Our curriculum emphasizes understanding landscapes across multiple scales and contexts to support innovative design, critical thinking, and real-world problem solving. We approach design as a process of discovery, characterized by questioning, creating, testing and evaluating. We strive to create environments that fulfill human needs and potential, and are ecologically responsive and socially just.
Our Master of Landscape Architecture (MLA) programs prepare students for careers in:
- professional firms
- city, state, regional and federal agencies
- non-governmental organizations
- faculty at major universities
Two Professional Degree Programs
There are two programs leading to a master’s degree in Landscape Architecture (MLA) with eligibility depending on prior education:
Track I: An accredited MLA degree
Track II: A research MLA degree
All MLA admits begin the program in summer term.
Track I Degree Program (Accredited)
Students who have no background in landscape design and planning can expect to spend a minimum of ten terms earning an accredited MLA.
The department recognizes that Track I master’s candidates have varied backgrounds and may have special requirements. Based on undergraduate courses, background in design-related disciplines, and work experience, these students may be exempt from a limited number of requirements.

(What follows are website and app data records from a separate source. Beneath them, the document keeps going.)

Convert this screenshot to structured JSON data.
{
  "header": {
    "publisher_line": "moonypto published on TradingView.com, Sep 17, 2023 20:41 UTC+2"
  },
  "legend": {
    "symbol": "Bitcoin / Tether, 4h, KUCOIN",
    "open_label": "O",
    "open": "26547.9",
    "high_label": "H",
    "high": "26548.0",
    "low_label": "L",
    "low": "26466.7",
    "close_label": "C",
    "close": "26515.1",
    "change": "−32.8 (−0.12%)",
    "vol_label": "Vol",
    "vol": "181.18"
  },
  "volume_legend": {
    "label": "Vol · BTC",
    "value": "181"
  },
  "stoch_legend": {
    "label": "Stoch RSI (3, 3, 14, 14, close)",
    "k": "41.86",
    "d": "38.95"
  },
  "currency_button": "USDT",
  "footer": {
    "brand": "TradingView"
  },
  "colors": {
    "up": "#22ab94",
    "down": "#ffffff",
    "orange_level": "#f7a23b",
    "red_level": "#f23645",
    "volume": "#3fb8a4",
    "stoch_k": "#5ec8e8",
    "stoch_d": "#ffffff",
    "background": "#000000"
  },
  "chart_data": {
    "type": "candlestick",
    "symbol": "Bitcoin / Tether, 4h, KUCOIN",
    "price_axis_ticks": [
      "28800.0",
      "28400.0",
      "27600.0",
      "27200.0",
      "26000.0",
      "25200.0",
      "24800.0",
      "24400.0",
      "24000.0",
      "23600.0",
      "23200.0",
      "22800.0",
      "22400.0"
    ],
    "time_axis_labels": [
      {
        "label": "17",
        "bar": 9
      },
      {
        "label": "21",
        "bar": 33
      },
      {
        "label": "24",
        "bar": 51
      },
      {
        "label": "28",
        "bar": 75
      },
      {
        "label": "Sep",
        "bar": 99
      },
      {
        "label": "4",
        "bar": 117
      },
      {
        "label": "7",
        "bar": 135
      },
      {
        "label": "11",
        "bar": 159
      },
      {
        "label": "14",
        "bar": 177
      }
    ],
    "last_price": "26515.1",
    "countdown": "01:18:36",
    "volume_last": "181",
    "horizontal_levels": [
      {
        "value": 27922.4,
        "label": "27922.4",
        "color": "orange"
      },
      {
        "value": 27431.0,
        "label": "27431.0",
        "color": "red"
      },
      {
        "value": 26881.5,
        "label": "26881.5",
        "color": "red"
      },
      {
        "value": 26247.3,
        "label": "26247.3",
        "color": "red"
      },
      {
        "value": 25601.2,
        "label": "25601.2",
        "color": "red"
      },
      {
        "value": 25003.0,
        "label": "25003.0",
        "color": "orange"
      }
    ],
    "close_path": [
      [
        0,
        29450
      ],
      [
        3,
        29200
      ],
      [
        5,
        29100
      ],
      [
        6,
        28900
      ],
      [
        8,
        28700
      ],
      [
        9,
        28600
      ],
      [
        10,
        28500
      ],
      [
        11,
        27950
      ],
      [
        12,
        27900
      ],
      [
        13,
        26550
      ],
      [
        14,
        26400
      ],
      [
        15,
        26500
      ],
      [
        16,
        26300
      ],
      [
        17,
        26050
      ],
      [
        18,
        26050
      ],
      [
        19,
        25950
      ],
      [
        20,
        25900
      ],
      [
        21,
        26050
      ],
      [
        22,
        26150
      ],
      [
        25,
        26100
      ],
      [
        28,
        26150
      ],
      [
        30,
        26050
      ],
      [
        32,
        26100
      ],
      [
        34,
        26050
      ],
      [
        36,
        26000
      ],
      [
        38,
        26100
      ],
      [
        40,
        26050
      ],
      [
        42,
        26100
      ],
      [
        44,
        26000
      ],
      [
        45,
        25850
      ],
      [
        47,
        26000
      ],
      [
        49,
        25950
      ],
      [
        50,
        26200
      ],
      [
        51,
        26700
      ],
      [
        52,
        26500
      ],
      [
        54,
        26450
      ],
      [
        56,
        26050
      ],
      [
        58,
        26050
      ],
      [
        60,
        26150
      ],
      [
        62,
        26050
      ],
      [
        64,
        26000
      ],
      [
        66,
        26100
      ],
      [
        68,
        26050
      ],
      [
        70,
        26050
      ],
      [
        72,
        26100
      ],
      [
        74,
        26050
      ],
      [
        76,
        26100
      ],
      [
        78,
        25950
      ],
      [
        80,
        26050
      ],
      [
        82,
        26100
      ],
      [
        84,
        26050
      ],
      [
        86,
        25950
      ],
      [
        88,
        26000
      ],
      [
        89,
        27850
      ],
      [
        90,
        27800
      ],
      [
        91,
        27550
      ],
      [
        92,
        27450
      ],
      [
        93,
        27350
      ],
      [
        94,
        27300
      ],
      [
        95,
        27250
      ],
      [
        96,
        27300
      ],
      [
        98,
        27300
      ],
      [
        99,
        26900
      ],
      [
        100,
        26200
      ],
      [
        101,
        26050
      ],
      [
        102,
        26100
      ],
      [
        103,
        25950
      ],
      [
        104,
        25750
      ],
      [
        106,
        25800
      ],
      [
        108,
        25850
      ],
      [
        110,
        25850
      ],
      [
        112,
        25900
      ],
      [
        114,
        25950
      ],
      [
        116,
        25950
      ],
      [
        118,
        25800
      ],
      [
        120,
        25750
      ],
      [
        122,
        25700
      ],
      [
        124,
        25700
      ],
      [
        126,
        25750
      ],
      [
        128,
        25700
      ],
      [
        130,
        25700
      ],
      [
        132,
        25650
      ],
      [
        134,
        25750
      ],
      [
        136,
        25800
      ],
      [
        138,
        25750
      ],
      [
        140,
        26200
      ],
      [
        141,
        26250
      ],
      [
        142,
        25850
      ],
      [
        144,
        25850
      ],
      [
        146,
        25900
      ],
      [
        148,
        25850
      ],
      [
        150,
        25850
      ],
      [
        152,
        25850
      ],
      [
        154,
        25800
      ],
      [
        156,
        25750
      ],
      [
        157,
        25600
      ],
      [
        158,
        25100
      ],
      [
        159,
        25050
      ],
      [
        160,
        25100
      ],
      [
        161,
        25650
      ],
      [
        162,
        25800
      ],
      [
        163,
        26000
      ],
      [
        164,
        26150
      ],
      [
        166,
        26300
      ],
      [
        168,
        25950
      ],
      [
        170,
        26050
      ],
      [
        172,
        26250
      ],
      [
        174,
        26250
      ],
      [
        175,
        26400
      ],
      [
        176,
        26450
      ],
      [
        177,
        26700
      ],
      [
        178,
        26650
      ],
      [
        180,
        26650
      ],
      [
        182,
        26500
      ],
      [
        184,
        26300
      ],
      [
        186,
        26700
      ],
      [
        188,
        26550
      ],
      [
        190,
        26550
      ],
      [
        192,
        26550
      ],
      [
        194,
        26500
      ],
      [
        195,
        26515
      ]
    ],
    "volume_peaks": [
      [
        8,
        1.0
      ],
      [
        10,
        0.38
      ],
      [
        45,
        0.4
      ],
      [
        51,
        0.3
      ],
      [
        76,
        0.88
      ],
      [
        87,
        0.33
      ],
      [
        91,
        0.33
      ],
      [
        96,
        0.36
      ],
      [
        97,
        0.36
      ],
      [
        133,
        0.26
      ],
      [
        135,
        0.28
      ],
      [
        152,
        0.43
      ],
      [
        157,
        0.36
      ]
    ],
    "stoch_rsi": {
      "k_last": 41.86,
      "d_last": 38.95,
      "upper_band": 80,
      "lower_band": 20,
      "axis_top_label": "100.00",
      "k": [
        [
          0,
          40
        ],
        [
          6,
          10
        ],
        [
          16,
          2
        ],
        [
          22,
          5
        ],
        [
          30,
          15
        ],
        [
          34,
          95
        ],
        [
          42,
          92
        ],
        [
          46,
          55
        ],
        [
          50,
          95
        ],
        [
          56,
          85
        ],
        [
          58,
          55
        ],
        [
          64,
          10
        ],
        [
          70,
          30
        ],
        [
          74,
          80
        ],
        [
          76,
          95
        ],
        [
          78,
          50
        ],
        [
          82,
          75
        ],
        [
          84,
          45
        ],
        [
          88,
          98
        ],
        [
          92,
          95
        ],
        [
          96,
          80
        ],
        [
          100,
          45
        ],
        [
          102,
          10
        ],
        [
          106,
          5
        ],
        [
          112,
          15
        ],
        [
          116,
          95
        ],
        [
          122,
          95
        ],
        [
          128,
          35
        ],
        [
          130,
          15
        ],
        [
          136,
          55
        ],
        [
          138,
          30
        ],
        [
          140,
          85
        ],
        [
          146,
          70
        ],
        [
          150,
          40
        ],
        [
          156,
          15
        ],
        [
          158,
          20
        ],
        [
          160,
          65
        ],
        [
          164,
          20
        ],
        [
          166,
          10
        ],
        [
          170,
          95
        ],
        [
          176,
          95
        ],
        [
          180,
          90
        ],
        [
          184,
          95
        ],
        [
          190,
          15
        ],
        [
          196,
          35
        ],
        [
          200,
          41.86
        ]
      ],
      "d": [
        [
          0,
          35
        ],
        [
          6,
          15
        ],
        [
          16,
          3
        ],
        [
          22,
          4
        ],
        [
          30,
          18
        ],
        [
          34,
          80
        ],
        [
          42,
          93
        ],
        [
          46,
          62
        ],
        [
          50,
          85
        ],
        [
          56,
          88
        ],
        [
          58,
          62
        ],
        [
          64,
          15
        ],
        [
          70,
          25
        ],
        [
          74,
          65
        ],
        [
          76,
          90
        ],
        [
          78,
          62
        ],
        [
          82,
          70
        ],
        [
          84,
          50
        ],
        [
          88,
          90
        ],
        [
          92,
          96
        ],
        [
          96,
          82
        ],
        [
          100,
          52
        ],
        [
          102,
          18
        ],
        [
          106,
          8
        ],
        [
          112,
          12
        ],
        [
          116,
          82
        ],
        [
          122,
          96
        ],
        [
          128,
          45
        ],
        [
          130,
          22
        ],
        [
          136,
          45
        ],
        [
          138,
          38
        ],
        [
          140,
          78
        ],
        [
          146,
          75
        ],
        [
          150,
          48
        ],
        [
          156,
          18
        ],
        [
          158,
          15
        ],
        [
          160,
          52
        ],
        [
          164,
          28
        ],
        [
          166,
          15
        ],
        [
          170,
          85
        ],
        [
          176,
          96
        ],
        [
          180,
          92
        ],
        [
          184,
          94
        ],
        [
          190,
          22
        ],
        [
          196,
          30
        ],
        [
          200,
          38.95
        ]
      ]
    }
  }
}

Students who want to replace or waive requirements must show equivalent competency in those areas, typically through course work or professional experience.
Students entering with a four-year or non-accredited degree in landscape architecture spend two to three years completing the Track I MLA. The first year focuses on coursework required for the degree. The second year focuses on completing electives related to the master’s project and the project or thesis itself.
Track II Degree Program
Students entering the Track II MLA program must have a professionally accredited bachelor’s degree in landscape architecture or architecture.
Students with professional landscape architecture degrees typically spend two years in residence satisfying course requirements. Students with professional architecture degrees who are accepted into the program may spend an additional one to three terms, decided on a case-by-case basis.
For detailed information about both Master of Landscape Architecture degrees, see the Master’s Program Handbook.
Master's Projects and Theses
At the culmination of either master’s degree program, all School of Architecture & Environment MLA students complete either a master’s project or a thesis as an independently conceived project presenting original work that contributes to the body of knowledge in Landscape Architecture.
The topic may be selected from a wide range of theoretical to practical design issues. It may be an original investigation, an original interpretation of existing scholarship, or an application of innovative strategies for the solution of a specific design challenge. Most importantly, the project should demonstrate a creative engagement in environmental transformation. You can view recent master’s projects and a list of all completed projects, as well as completed Landscape Architecture MLA Theses and PhD dissertations.
Master of Landscape Architecture students may add a graduate certificate to their degree if they wish, though this is completely optional.
Further details on completing graduate specializations and certificates are available with the departmental academic advisor.
Concurrent Degree Options
Visit our Concurrent Master's Degrees page to learn about how to complete a concurrent master’s degree in Landscape Architecture and Architecture or Interior Architecture.